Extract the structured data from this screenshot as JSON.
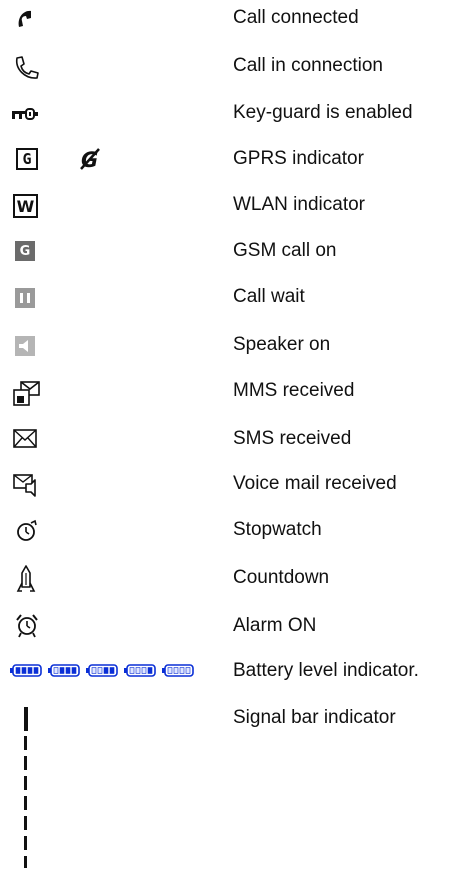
{
  "legend": [
    {
      "icon": "call-connected-icon",
      "label": "Call connected"
    },
    {
      "icon": "call-in-connection-icon",
      "label": "Call in connection"
    },
    {
      "icon": "key-guard-icon",
      "label": "Key-guard is enabled"
    },
    {
      "icon": "gprs-icon",
      "label": "GPRS indicator"
    },
    {
      "icon": "wlan-icon",
      "label": "WLAN indicator"
    },
    {
      "icon": "gsm-call-icon",
      "label": "GSM call on"
    },
    {
      "icon": "call-wait-icon",
      "label": "Call wait"
    },
    {
      "icon": "speaker-icon",
      "label": "Speaker on"
    },
    {
      "icon": "mms-received-icon",
      "label": "MMS received"
    },
    {
      "icon": "sms-received-icon",
      "label": "SMS received"
    },
    {
      "icon": "voice-mail-icon",
      "label": "Voice mail received"
    },
    {
      "icon": "stopwatch-icon",
      "label": "Stopwatch"
    },
    {
      "icon": "countdown-icon",
      "label": "Countdown"
    },
    {
      "icon": "alarm-icon",
      "label": "Alarm ON"
    },
    {
      "icon": "battery-icon",
      "label": "Battery level indicator."
    },
    {
      "icon": "signal-bar-icon",
      "label": "Signal bar indicator"
    }
  ],
  "icon_glyphs": {
    "gprs": "G",
    "wlan": "W",
    "gsm": "G"
  },
  "colors": {
    "battery_blue": "#0a2fd6",
    "icon_gray": "#888888",
    "icon_black": "#111111"
  },
  "battery_levels": [
    1.0,
    0.75,
    0.5,
    0.25,
    0.0
  ]
}
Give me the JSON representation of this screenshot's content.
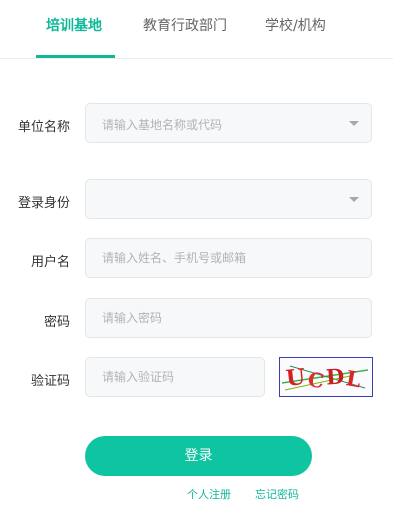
{
  "tabs": [
    {
      "label": "培训基地"
    },
    {
      "label": "教育行政部门"
    },
    {
      "label": "学校/机构"
    }
  ],
  "form": {
    "unit": {
      "label": "单位名称",
      "placeholder": "请输入基地名称或代码"
    },
    "identity": {
      "label": "登录身份",
      "value": ""
    },
    "username": {
      "label": "用户名",
      "placeholder": "请输入姓名、手机号或邮箱"
    },
    "password": {
      "label": "密码",
      "placeholder": "请输入密码"
    },
    "captcha": {
      "label": "验证码",
      "placeholder": "请输入验证码",
      "image_text": "UCDL"
    }
  },
  "actions": {
    "login": "登录",
    "register": "个人注册",
    "forgot": "忘记密码"
  },
  "colors": {
    "accent": "#10b89a",
    "button": "#0fc4a1"
  }
}
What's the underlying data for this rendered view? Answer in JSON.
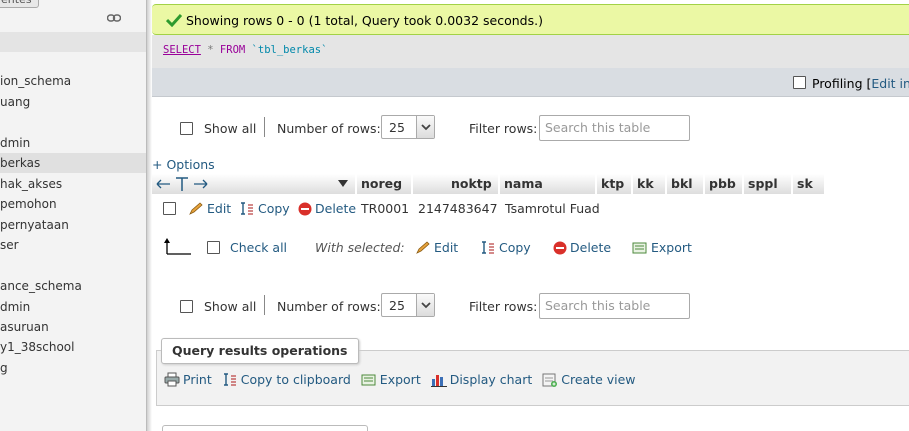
{
  "sidebar": {
    "top_tab": "entes",
    "databases": [
      {
        "label": "ion_schema"
      },
      {
        "label": "uang"
      },
      {
        "label": "dmin"
      },
      {
        "label": "berkas",
        "selected": true
      },
      {
        "label": "hak_akses"
      },
      {
        "label": "pemohon"
      },
      {
        "label": "pernyataan"
      },
      {
        "label": "ser"
      },
      {
        "label": "ance_schema"
      },
      {
        "label": "dmin"
      },
      {
        "label": "asuruan"
      },
      {
        "label": "y1_38school"
      },
      {
        "label": "g"
      }
    ]
  },
  "message": {
    "text": "Showing rows 0 - 0 (1 total, Query took 0.0032 seconds.)",
    "color": "#ebf8a4"
  },
  "sql": {
    "select": "SELECT",
    "star": "*",
    "from": "FROM",
    "table": "`tbl_berkas`"
  },
  "profiling": {
    "label": "Profiling [",
    "edit_inline": "Edit inli"
  },
  "nav": {
    "show_all": "Show all",
    "number_of_rows_label": "Number of rows:",
    "rows_value": "25",
    "filter_label": "Filter rows:",
    "filter_placeholder": "Search this table"
  },
  "options_link": "+ Options",
  "table": {
    "columns": [
      "noreg",
      "noktp",
      "nama",
      "ktp",
      "kk",
      "bkl",
      "pbb",
      "sppl",
      "sk"
    ],
    "row_actions": {
      "edit": "Edit",
      "copy": "Copy",
      "delete": "Delete"
    },
    "rows": [
      {
        "noreg": "TR0001",
        "noktp": "2147483647",
        "nama": "Tsamrotul Fuad"
      }
    ]
  },
  "bulk": {
    "check_all": "Check all",
    "with_selected": "With selected:",
    "edit": "Edit",
    "copy": "Copy",
    "delete": "Delete",
    "export": "Export"
  },
  "query_ops": {
    "title": "Query results operations",
    "print": "Print",
    "copy_clipboard": "Copy to clipboard",
    "export": "Export",
    "display_chart": "Display chart",
    "create_view": "Create view"
  },
  "colors": {
    "link": "#235a81",
    "success_bg": "#ebf8a4",
    "delete_red": "#d9302a"
  }
}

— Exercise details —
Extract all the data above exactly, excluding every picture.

— Solution below —
Extract the structured data from this screenshot as JSON.
{
  "legend": [
    {
      "icon": "call-connected-icon",
      "label": "Call connected"
    },
    {
      "icon": "call-in-connection-icon",
      "label": "Call in connection"
    },
    {
      "icon": "key-guard-icon",
      "label": "Key-guard is enabled"
    },
    {
      "icon": "gprs-icon",
      "label": "GPRS indicator"
    },
    {
      "icon": "wlan-icon",
      "label": "WLAN indicator"
    },
    {
      "icon": "gsm-call-icon",
      "label": "GSM call on"
    },
    {
      "icon": "call-wait-icon",
      "label": "Call wait"
    },
    {
      "icon": "speaker-icon",
      "label": "Speaker on"
    },
    {
      "icon": "mms-received-icon",
      "label": "MMS received"
    },
    {
      "icon": "sms-received-icon",
      "label": "SMS received"
    },
    {
      "icon": "voice-mail-icon",
      "label": "Voice mail received"
    },
    {
      "icon": "stopwatch-icon",
      "label": "Stopwatch"
    },
    {
      "icon": "countdown-icon",
      "label": "Countdown"
    },
    {
      "icon": "alarm-icon",
      "label": "Alarm ON"
    },
    {
      "icon": "battery-icon",
      "label": "Battery level indicator."
    },
    {
      "icon": "signal-bar-icon",
      "label": "Signal bar indicator"
    }
  ],
  "icon_glyphs": {
    "gprs": "G",
    "wlan": "W",
    "gsm": "G"
  },
  "colors": {
    "battery_blue": "#0a2fd6",
    "icon_gray": "#888888",
    "icon_black": "#111111"
  },
  "battery_levels": [
    1.0,
    0.75,
    0.5,
    0.25,
    0.0
  ]
}
Give me the JSON representation of this screenshot's content.
{
  "tabs": [
    {
      "label": "培训基地"
    },
    {
      "label": "教育行政部门"
    },
    {
      "label": "学校/机构"
    }
  ],
  "form": {
    "unit": {
      "label": "单位名称",
      "placeholder": "请输入基地名称或代码"
    },
    "identity": {
      "label": "登录身份",
      "value": ""
    },
    "username": {
      "label": "用户名",
      "placeholder": "请输入姓名、手机号或邮箱"
    },
    "password": {
      "label": "密码",
      "placeholder": "请输入密码"
    },
    "captcha": {
      "label": "验证码",
      "placeholder": "请输入验证码",
      "image_text": "UCDL"
    }
  },
  "actions": {
    "login": "登录",
    "register": "个人注册",
    "forgot": "忘记密码"
  },
  "colors": {
    "accent": "#10b89a",
    "button": "#0fc4a1"
  }
}
What's the underlying data for this rendered view? Answer in JSON.
{
  "sidebar": {
    "top_tab": "entes",
    "databases": [
      {
        "label": "ion_schema"
      },
      {
        "label": "uang"
      },
      {
        "label": "dmin"
      },
      {
        "label": "berkas",
        "selected": true
      },
      {
        "label": "hak_akses"
      },
      {
        "label": "pemohon"
      },
      {
        "label": "pernyataan"
      },
      {
        "label": "ser"
      },
      {
        "label": "ance_schema"
      },
      {
        "label": "dmin"
      },
      {
        "label": "asuruan"
      },
      {
        "label": "y1_38school"
      },
      {
        "label": "g"
      }
    ]
  },
  "message": {
    "text": "Showing rows 0 - 0 (1 total, Query took 0.0032 seconds.)",
    "color": "#ebf8a4"
  },
  "sql": {
    "select": "SELECT",
    "star": "*",
    "from": "FROM",
    "table": "`tbl_berkas`"
  },
  "profiling": {
    "label": "Profiling [",
    "edit_inline": "Edit inli"
  },
  "nav": {
    "show_all": "Show all",
    "number_of_rows_label": "Number of rows:",
    "rows_value": "25",
    "filter_label": "Filter rows:",
    "filter_placeholder": "Search this table"
  },
  "options_link": "+ Options",
  "table": {
    "columns": [
      "noreg",
      "noktp",
      "nama",
      "ktp",
      "kk",
      "bkl",
      "pbb",
      "sppl",
      "sk"
    ],
    "row_actions": {
      "edit": "Edit",
      "copy": "Copy",
      "delete": "Delete"
    },
    "rows": [
      {
        "noreg": "TR0001",
        "noktp": "2147483647",
        "nama": "Tsamrotul Fuad"
      }
    ]
  },
  "bulk": {
    "check_all": "Check all",
    "with_selected": "With selected:",
    "edit": "Edit",
    "copy": "Copy",
    "delete": "Delete",
    "export": "Export"
  },
  "query_ops": {
    "title": "Query results operations",
    "print": "Print",
    "copy_clipboard": "Copy to clipboard",
    "export": "Export",
    "display_chart": "Display chart",
    "create_view": "Create view"
  },
  "colors": {
    "link": "#235a81",
    "success_bg": "#ebf8a4",
    "delete_red": "#d9302a"
  }
}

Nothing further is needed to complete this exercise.